**Exercise**
Exclude images, then output the remaining data verbatim.

╔══

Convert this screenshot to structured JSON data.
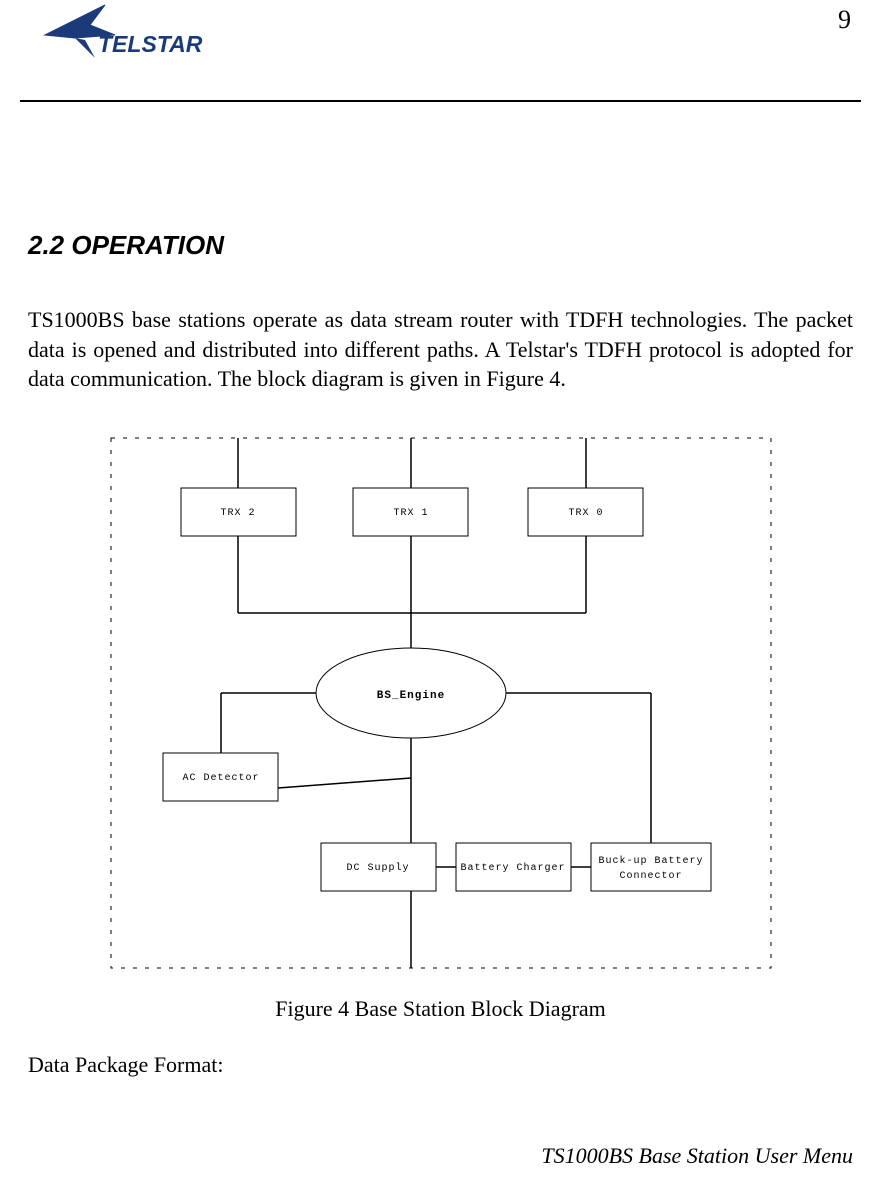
{
  "header": {
    "page_number": "9",
    "logo_text": "TELSTAR"
  },
  "section": {
    "heading": "2.2 OPERATION",
    "paragraph": "TS1000BS base stations operate as data stream router with TDFH technologies. The packet data is opened and distributed into different paths. A Telstar's TDFH protocol is adopted for data communication. The block diagram is given in Figure 4."
  },
  "diagram": {
    "blocks": {
      "trx2": "TRX 2",
      "trx1": "TRX 1",
      "trx0": "TRX 0",
      "bs_engine": "BS_Engine",
      "ac_detector": "AC Detector",
      "dc_supply": "DC Supply",
      "battery_charger": "Battery Charger",
      "buckup_line1": "Buck-up Battery",
      "buckup_line2": "Connector"
    },
    "caption": "Figure 4 Base Station Block Diagram"
  },
  "subheading": "Data Package Format:",
  "footer": "TS1000BS Base Station User Menu"
}
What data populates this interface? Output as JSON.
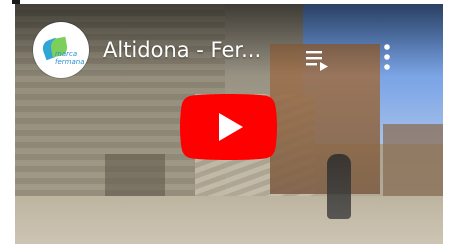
{
  "video": {
    "title": "Altidona - Fer...",
    "channel_avatar_text": "marca fermana",
    "icons": {
      "queue": "playlist-add-icon",
      "more": "more-vert-icon",
      "play": "youtube-play-icon"
    },
    "colors": {
      "play_red": "#ff0000",
      "play_triangle": "#ffffff",
      "title_text": "#ffffff"
    }
  }
}
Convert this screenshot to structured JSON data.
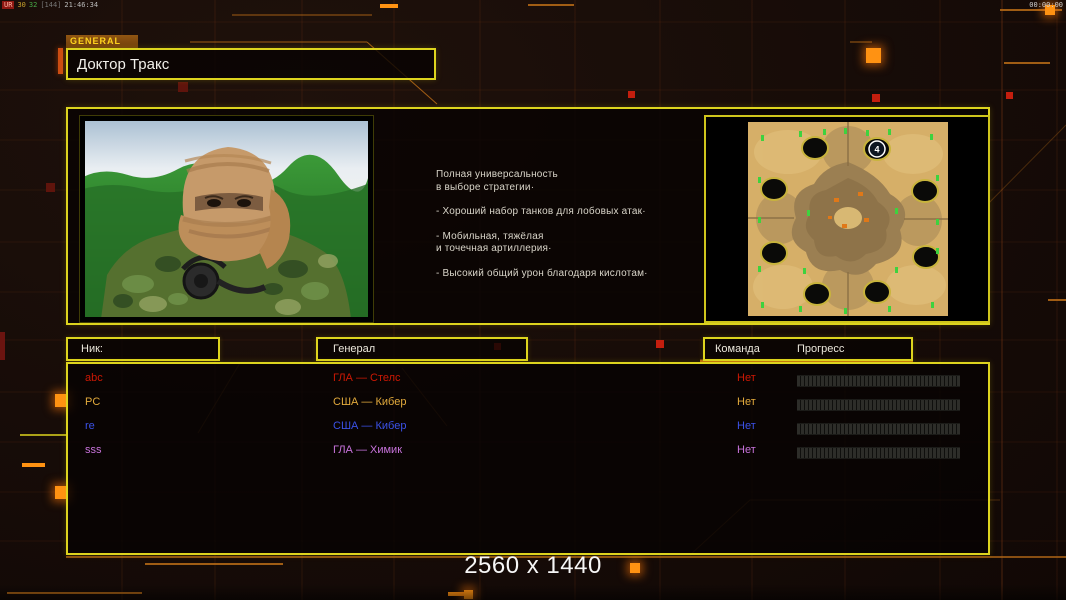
{
  "overlay": {
    "stats": [
      {
        "text": "UR",
        "color": "#ffb0a0",
        "bg": "#8e1812"
      },
      {
        "text": "30",
        "color": "#c8a22c",
        "bg": ""
      },
      {
        "text": "32",
        "color": "#46a846",
        "bg": ""
      },
      {
        "text": "[144]",
        "color": "#757575",
        "bg": ""
      },
      {
        "text": "21:46:34",
        "color": "#b9b9b9",
        "bg": ""
      }
    ],
    "clock": "00:00:00"
  },
  "general_panel": {
    "tag_label": "GENERAL",
    "name": "Доктор Тракс",
    "description_paragraphs": [
      [
        "Полная универсальность",
        "в выборе стратегии·"
      ],
      [
        "- Хороший набор танков для лобовых атак·"
      ],
      [
        "- Мобильная, тяжёлая",
        "и точечная артиллерия·"
      ],
      [
        "- Высокий общий урон благодаря кислотам·"
      ]
    ],
    "map": {
      "player_slot_badge": "4"
    }
  },
  "lobby": {
    "headers": {
      "nick": "Ник:",
      "general": "Генерал",
      "team": "Команда",
      "progress": "Прогресс"
    },
    "players": [
      {
        "nick": "abc",
        "general": "ГЛА — Стелс",
        "team": "Нет",
        "color": "#cc1804"
      },
      {
        "nick": "PC",
        "general": "США — Кибер",
        "team": "Нет",
        "color": "#e2aa3c"
      },
      {
        "nick": "re",
        "general": "США — Кибер",
        "team": "Нет",
        "color": "#3b52e8"
      },
      {
        "nick": "sss",
        "general": "ГЛА — Химик",
        "team": "Нет",
        "color": "#c873dc"
      }
    ]
  },
  "footer": {
    "resolution": "2560 x 1440"
  },
  "colors": {
    "accent_yellow": "#ddd41e",
    "accent_orange": "#ff9212",
    "line_orange": "#b06616",
    "background": "#170c08"
  }
}
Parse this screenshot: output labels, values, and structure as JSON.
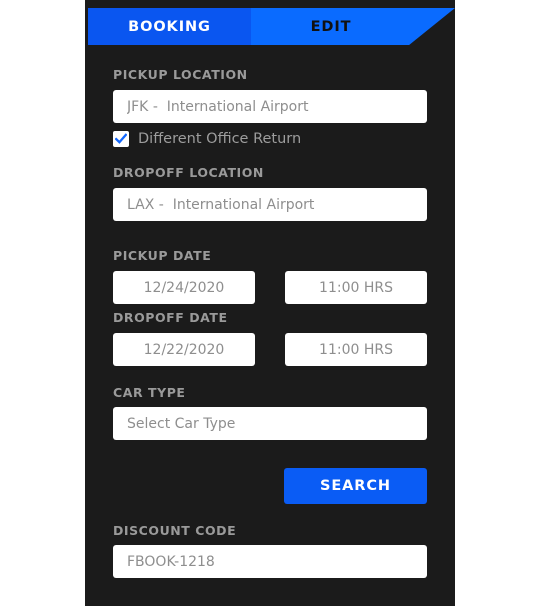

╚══

**Result of this exercise**
Convert this screenshot to structured JSON data.
{
  "header": {
    "page_number": "9",
    "logo_text": "TELSTAR"
  },
  "section": {
    "heading": "2.2 OPERATION",
    "paragraph": "TS1000BS base stations operate as data stream router with TDFH technologies. The packet data is opened and distributed into different paths. A Telstar's TDFH protocol is adopted for data communication. The block diagram is given in Figure 4."
  },
  "diagram": {
    "blocks": {
      "trx2": "TRX 2",
      "trx1": "TRX 1",
      "trx0": "TRX 0",
      "bs_engine": "BS_Engine",
      "ac_detector": "AC Detector",
      "dc_supply": "DC Supply",
      "battery_charger": "Battery Charger",
      "buckup_line1": "Buck-up Battery",
      "buckup_line2": "Connector"
    },
    "caption": "Figure 4 Base Station Block Diagram"
  },
  "subheading": "Data Package Format:",
  "footer": "TS1000BS Base Station User Menu"
}
What data populates this interface? Output as JSON.
{
  "video": {
    "title": "Altidona - Fer...",
    "channel_avatar_text": "marca fermana",
    "icons": {
      "queue": "playlist-add-icon",
      "more": "more-vert-icon",
      "play": "youtube-play-icon"
    },
    "colors": {
      "play_red": "#ff0000",
      "play_triangle": "#ffffff",
      "title_text": "#ffffff"
    }
  }
}
Convert this screenshot to structured JSON data.
{
  "overlay": {
    "stats": [
      {
        "text": "UR",
        "color": "#ffb0a0",
        "bg": "#8e1812"
      },
      {
        "text": "30",
        "color": "#c8a22c",
        "bg": ""
      },
      {
        "text": "32",
        "color": "#46a846",
        "bg": ""
      },
      {
        "text": "[144]",
        "color": "#757575",
        "bg": ""
      },
      {
        "text": "21:46:34",
        "color": "#b9b9b9",
        "bg": ""
      }
    ],
    "clock": "00:00:00"
  },
  "general_panel": {
    "tag_label": "GENERAL",
    "name": "Доктор Тракс",
    "description_paragraphs": [
      [
        "Полная универсальность",
        "в выборе стратегии·"
      ],
      [
        "- Хороший набор танков для лобовых атак·"
      ],
      [
        "- Мобильная, тяжёлая",
        "и точечная артиллерия·"
      ],
      [
        "- Высокий общий урон благодаря кислотам·"
      ]
    ],
    "map": {
      "player_slot_badge": "4"
    }
  },
  "lobby": {
    "headers": {
      "nick": "Ник:",
      "general": "Генерал",
      "team": "Команда",
      "progress": "Прогресс"
    },
    "players": [
      {
        "nick": "abc",
        "general": "ГЛА — Стелс",
        "team": "Нет",
        "color": "#cc1804"
      },
      {
        "nick": "PC",
        "general": "США — Кибер",
        "team": "Нет",
        "color": "#e2aa3c"
      },
      {
        "nick": "re",
        "general": "США — Кибер",
        "team": "Нет",
        "color": "#3b52e8"
      },
      {
        "nick": "sss",
        "general": "ГЛА — Химик",
        "team": "Нет",
        "color": "#c873dc"
      }
    ]
  },
  "footer": {
    "resolution": "2560 x 1440"
  },
  "colors": {
    "accent_yellow": "#ddd41e",
    "accent_orange": "#ff9212",
    "line_orange": "#b06616",
    "background": "#170c08"
  }
}
Parse this screenshot: output labels, values, and structure as JSON.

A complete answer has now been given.